Are you struggling to form a strong heart-to-heart connection with your dog?
It could be a simple case of trying too hard or overthinking it. If we’re distracted, focused on other things, or too busy, this can affect the close partnership we all dream of having with our dogs.
Sometimes it pays to really step back and take some time to reflect on our perspective and how we role model for our dogs.
Below I share some of the simple things standing in our way of a real heart-to-heart connection and a peaceful partnership.
- You’re not present
The main thing standing in our way is that many of us struggle to be present in the moment.
With so many things stuck in our heads, responsibilities, wants and needs, other people and even other pets, it’s a wonder we have any headspace left.
If you aren’t in the present and your mind has a tendency to wander, this could affect your relationship with your dog. The reality is, if we’re thinking of other things, we’re not connected with our dog. We’re stuck in our heads.
- We are so afraid of making a mistake
The next thing standing in our way is the fear of making a mistake.
We’re only human, and of course, we want to be the best, most amazing partner for our dogs. Our motivation and inspiration are on track, but could this fear have a downside?
If we’re afraid of making a mistake or getting it wrong, it means that we’re literally building a wall between our dog and us. We’re also teaching our dogs things that we don’t want them to mirror, which is to be tense and worried.
What we need to do is lighten up. You may have heard me mention something called the “trilogy of lights,” which is to be more light-headed and light-hearted and light-footed.
Try not to take yourself or your dog too seriously. Be willing to be an adventurer and enjoy the journey with your dog.
- We are in the habit of always being busy
If you’re stuck in old habits that stop you from forming a heart-to-heart connection, nothing is going to change.

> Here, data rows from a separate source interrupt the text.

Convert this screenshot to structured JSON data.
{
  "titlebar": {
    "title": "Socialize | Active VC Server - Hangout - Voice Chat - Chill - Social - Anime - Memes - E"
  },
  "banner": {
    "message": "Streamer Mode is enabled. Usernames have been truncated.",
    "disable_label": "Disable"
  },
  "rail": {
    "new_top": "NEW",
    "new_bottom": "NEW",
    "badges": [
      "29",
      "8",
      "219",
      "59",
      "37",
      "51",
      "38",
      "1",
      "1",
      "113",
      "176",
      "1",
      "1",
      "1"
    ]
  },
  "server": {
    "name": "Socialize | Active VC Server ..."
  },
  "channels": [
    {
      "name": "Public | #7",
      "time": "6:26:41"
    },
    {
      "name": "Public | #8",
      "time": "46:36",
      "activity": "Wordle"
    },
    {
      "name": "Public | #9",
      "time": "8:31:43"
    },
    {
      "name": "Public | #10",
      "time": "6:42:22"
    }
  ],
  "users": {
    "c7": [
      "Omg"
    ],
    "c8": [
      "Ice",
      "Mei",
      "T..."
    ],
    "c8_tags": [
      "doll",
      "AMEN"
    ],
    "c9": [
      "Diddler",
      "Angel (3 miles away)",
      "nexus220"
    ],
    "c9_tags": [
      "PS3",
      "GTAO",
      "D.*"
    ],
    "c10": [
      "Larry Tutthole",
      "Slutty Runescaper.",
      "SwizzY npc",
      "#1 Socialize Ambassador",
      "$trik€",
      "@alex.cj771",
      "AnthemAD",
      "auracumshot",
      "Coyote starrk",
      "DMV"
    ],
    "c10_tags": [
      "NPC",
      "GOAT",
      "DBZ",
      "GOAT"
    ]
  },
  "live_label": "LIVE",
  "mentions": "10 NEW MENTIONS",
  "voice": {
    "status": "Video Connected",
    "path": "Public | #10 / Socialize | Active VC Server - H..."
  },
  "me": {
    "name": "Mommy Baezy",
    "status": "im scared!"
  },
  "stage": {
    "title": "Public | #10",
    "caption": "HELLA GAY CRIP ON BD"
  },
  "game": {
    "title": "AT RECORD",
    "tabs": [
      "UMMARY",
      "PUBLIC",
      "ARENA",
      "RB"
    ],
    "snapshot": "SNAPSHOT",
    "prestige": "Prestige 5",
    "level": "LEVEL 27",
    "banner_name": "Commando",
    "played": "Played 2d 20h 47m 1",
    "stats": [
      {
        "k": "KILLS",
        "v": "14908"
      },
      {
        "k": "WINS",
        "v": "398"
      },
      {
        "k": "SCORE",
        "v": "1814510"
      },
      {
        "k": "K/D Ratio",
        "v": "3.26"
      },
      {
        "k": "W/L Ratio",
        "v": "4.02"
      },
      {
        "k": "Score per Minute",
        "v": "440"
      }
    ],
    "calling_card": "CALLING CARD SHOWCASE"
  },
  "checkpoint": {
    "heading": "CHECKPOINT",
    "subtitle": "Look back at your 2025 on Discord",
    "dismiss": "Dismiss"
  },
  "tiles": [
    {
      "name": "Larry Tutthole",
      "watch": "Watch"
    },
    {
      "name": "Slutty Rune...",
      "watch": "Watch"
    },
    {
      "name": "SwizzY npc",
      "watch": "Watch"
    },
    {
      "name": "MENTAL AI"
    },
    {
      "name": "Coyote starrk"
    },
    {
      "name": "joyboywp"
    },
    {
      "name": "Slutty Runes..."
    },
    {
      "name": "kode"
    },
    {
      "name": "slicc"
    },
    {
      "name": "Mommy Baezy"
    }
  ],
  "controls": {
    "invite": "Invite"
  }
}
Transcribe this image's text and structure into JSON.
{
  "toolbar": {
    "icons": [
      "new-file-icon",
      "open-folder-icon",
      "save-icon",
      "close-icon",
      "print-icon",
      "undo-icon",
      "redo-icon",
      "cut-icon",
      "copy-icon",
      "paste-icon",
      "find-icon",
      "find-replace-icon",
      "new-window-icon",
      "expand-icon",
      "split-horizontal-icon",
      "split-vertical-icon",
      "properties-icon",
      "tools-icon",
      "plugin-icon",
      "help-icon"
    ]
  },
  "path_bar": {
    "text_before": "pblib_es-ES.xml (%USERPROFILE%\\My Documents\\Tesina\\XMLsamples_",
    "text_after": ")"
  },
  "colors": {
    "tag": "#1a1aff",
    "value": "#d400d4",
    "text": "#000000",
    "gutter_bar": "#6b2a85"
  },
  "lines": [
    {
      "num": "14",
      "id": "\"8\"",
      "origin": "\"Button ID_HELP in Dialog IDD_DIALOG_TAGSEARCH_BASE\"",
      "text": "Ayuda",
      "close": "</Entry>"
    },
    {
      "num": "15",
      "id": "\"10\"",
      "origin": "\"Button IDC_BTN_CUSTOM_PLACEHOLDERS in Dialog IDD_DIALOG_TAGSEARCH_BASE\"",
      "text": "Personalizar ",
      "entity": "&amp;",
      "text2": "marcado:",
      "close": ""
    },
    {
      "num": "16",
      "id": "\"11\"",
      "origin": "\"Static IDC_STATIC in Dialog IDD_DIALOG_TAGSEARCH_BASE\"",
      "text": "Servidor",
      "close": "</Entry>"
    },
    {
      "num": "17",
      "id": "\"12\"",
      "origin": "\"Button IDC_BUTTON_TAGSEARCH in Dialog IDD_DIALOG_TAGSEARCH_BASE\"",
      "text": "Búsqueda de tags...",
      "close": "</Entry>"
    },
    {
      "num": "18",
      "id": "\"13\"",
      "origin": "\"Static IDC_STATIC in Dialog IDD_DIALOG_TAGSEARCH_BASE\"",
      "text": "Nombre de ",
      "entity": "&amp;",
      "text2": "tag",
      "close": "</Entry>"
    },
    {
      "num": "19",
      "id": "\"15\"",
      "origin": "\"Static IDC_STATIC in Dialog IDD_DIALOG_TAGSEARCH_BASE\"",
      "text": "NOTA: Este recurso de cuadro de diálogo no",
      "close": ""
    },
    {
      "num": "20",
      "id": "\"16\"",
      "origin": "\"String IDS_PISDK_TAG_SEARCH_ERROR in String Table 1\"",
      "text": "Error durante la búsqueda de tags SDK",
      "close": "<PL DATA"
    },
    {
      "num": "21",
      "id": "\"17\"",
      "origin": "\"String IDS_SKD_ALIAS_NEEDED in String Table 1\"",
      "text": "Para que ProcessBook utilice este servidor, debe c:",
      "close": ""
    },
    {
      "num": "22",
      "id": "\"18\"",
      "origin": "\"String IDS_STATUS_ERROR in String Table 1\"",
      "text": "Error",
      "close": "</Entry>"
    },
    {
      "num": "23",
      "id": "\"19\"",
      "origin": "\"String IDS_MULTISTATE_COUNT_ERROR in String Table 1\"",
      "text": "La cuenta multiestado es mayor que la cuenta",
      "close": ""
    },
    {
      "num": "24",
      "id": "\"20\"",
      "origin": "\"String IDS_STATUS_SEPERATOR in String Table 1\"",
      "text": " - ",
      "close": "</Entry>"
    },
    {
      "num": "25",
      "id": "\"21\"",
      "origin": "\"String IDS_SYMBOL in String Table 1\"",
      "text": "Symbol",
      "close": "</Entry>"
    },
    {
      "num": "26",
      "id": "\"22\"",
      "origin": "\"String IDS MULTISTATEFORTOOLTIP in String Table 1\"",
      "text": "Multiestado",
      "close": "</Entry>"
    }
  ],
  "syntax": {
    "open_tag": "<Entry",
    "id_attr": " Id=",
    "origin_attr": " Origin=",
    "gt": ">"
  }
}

One of the most common habits to get stuck into is the habit of being busy. The problem is that if we’re busy people, many of us believe that our dogs need to be kept busy as well.

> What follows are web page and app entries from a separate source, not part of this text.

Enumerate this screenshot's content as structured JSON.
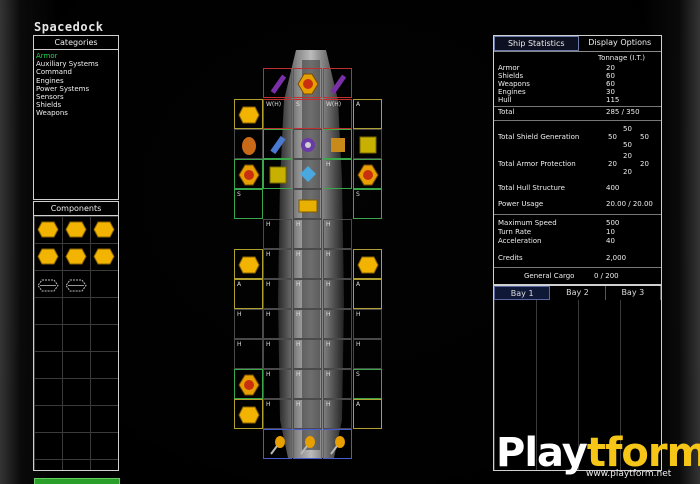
{
  "title": "Spacedock",
  "categories": {
    "header": "Categories",
    "items": [
      "Armor",
      "Auxiliary Systems",
      "Command",
      "Engines",
      "Power Systems",
      "Sensors",
      "Shields",
      "Weapons"
    ],
    "selected": 0
  },
  "components": {
    "header": "Components"
  },
  "stats": {
    "tab_ship": "Ship Statistics",
    "tab_display": "Display Options",
    "tonnage_label": "Tonnage (I.T.)",
    "armor_label": "Armor",
    "armor": "20",
    "shields_label": "Shields",
    "shields": "60",
    "weapons_label": "Weapons",
    "weapons": "60",
    "engines_label": "Engines",
    "engines": "30",
    "hull_label": "Hull",
    "hull": "115",
    "total_label": "Total",
    "total": "285 / 350",
    "shield_gen_label": "Total Shield Generation",
    "sg_a": "50",
    "sg_b": "50",
    "sg_c": "50",
    "sg_d": "50",
    "armor_prot_label": "Total Armor Protection",
    "ap_a": "20",
    "ap_b": "20",
    "ap_c": "20",
    "ap_d": "20",
    "hull_struct_label": "Total Hull Structure",
    "hull_struct": "400",
    "power_label": "Power Usage",
    "power": "20.00 / 20.00",
    "max_speed_label": "Maximum Speed",
    "max_speed": "500",
    "turn_rate_label": "Turn Rate",
    "turn_rate": "10",
    "accel_label": "Acceleration",
    "accel": "40",
    "credits_label": "Credits",
    "credits": "2,000",
    "cargo_label": "General Cargo",
    "cargo": "0 / 200"
  },
  "bays": [
    "Bay 1",
    "Bay 2",
    "Bay 3"
  ],
  "slot_labels": {
    "wh": "W(H)",
    "s": "S",
    "a": "A",
    "h": "H"
  },
  "watermark": {
    "logo_a": "Play",
    "logo_b": "tform",
    "url": "www.playtform.net"
  },
  "colors": {
    "selected_category": "#1fd64a",
    "gold": "#f2b400",
    "red_frame": "#c03030",
    "green_frame": "#3aa84a"
  }
}
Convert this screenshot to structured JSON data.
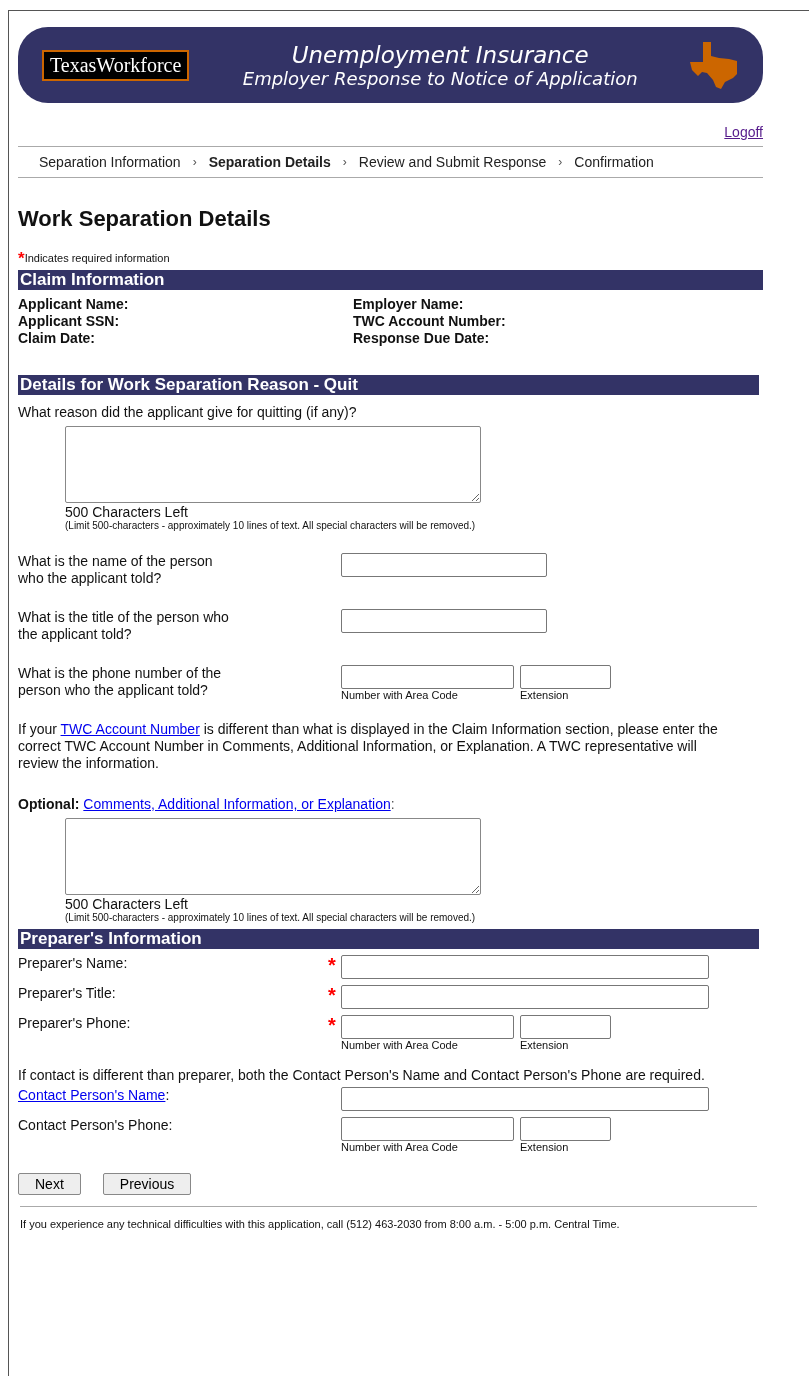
{
  "header": {
    "logo": "TexasWorkforce",
    "title": "Unemployment Insurance",
    "subtitle": "Employer Response to Notice of Application"
  },
  "logoff": "Logoff",
  "steps": [
    {
      "label": "Separation Information",
      "selected": false
    },
    {
      "label": "Separation Details",
      "selected": true
    },
    {
      "label": "Review and Submit Response",
      "selected": false
    },
    {
      "label": "Confirmation",
      "selected": false
    }
  ],
  "step_separator": "›",
  "page_title": "Work Separation Details",
  "required_note": {
    "mark": "*",
    "text": "Indicates required information"
  },
  "claim_info": {
    "heading": "Claim Information",
    "left": [
      "Applicant Name:",
      "Applicant SSN:",
      "Claim Date:"
    ],
    "right": [
      "Employer Name:",
      "TWC Account Number:",
      "Response Due Date:"
    ]
  },
  "quit_section": {
    "heading": "Details for Work Separation Reason - Quit",
    "reason": {
      "label": "What reason did the applicant give for quitting (if any)?",
      "counter": "500 Characters Left",
      "limit": "(Limit 500-characters - approximately 10 lines of text. All special characters will be removed.)"
    },
    "questions": [
      {
        "kind": "text",
        "label": "What is the name of the person who the applicant told?"
      },
      {
        "kind": "text",
        "label": "What is the title of the person who the applicant told?"
      },
      {
        "kind": "phone",
        "label": "What is the phone number of the person who the applicant told?",
        "number_hint": "Number with Area Code",
        "extension_hint": "Extension"
      }
    ],
    "notice": {
      "before": "If your ",
      "link": "TWC Account Number",
      "after": " is different than what is displayed in the Claim Information section, please enter the correct TWC Account Number in Comments, Additional Information, or Explanation. A TWC representative will review the information."
    },
    "optional": {
      "prefix": "Optional:",
      "link": "Comments, Additional Information, or Explanation",
      "suffix": ":",
      "counter": "500 Characters Left",
      "limit": "(Limit 500-characters - approximately 10 lines of text. All special characters will be removed.)"
    }
  },
  "preparer": {
    "heading": "Preparer's Information",
    "required_mark": "*",
    "fields": [
      {
        "kind": "text",
        "label": "Preparer's Name:",
        "link": false,
        "required": true
      },
      {
        "kind": "text",
        "label": "Preparer's Title:",
        "link": false,
        "required": true
      },
      {
        "kind": "phone",
        "label": "Preparer's Phone:",
        "link": false,
        "required": true,
        "number_hint": "Number with Area Code",
        "extension_hint": "Extension"
      }
    ],
    "contact_note": "If contact is different than preparer, both the Contact Person's Name and Contact Person's Phone are required.",
    "contact_fields": [
      {
        "kind": "text",
        "label": "Contact Person's Name",
        "suffix": ":",
        "link": true,
        "required": false
      },
      {
        "kind": "phone",
        "label": "Contact Person's Phone:",
        "link": false,
        "required": false,
        "number_hint": "Number with Area Code",
        "extension_hint": "Extension"
      }
    ]
  },
  "buttons": [
    "Next",
    "Previous"
  ],
  "footer": "If you experience any technical difficulties with this application, call (512) 463-2030 from 8:00 a.m. - 5:00 p.m. Central Time."
}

Instead of letting our dogs help us get off the hamster wheel of busyness, we pull them onto the hamster wheel with us. Many of us are stuck in a cycle of being busy, and we don’t even know that we’re on the hamster wheel.
Oftentimes, our dogs are campaigning for some kind of action. So, we tend to think “they need more exercise” or “they need a distraction.” If we give them a distraction, perhaps they’ll stop bugging us or barking.
However, in many cases, this is just a habit. It’s not that the dog actually needs more exercise or enrichment or play. It’s just that they’re in the habit of being busy.
If we respond to that by making them busy, they’re going to expect that every time. It just escalates, and we become unwitting partners on this crazy hamster wheel.
How to connect with our dogs
What we can do is begin to recognize what’s happening with our dogs and how our own behavior is affecting them. This awareness is key to bringing about positive change.
When we start to change things, it’s important not to get sucked back into that busyness and responding to old habits.
Instead, try to stay present and breathe through it. Try to tell yourself, “I’m committed to not being sucked back into old habits.”
Lean into the discomfort a bit more and just breathe. Smile and open your heart. Connect with your dog with an open heart and mind and remember that’s what our dogs need the most from us.
My dog needs to feel like they belong. My dog needs to be heard. They need that bonding. Remember, this bonding is one of the main reasons you likely got a dog in the first place. Don’t lose sight of that!
How a BPA member learned to form a heart-to-heart connection
This brings me to an example I’d like to highlight from the Brilliant Partners Academy. We had a gal with a leg injury who couldn’t walk about and play around with her dog.
I wanted to share a comment that she made after a coaching call:
“One of the things for me was not to add to my dog’s over-arousal. Distracting with toys and treats and games doesn’t work. And I found this to be true when I was forced to be off my feet for two months. I thought I had to keep her busy with something since I couldn’t join in with our usual activities outside for very long.
“I thought that she would be bored and start with unwanted behaviors or habits. But what do I know? Apparently, nothing because her favorite activity while I was recuperating was to be a couch potato. I guess I was role modeling pretty well.
“Honestly, it became a wonderful learning and bonding experience. And now that I know that I don’t need to keep her busy to distract her from some trigger or distraction or drama, and can just patiently breathe through as I role model “safe, calm and happy.”
Isn’t that wonderful?
I heard similar things with some of the other BPA members when they decided to take a step back and become more mindful and attentive.
In these examples, those heart connections blossomed. Dogs started responding. Humans started loving the changes and how they affected so many other things.
That’s what I want for you, my friends. Try to really open your heart to your dog. Build a heart and mind connection with yourself so you can step away from these old habits.
If you’d like to work with me and learn how to create a partnership lifestyle for you and your dog, you can request an invitation to join us in the Brilliant Partners Academy when the doors open for the next enrollment!
You can listen to everything I talked about in this blog post over on my podcast – Enlightened By Dogs. It’s episode 166, which you can listen to here.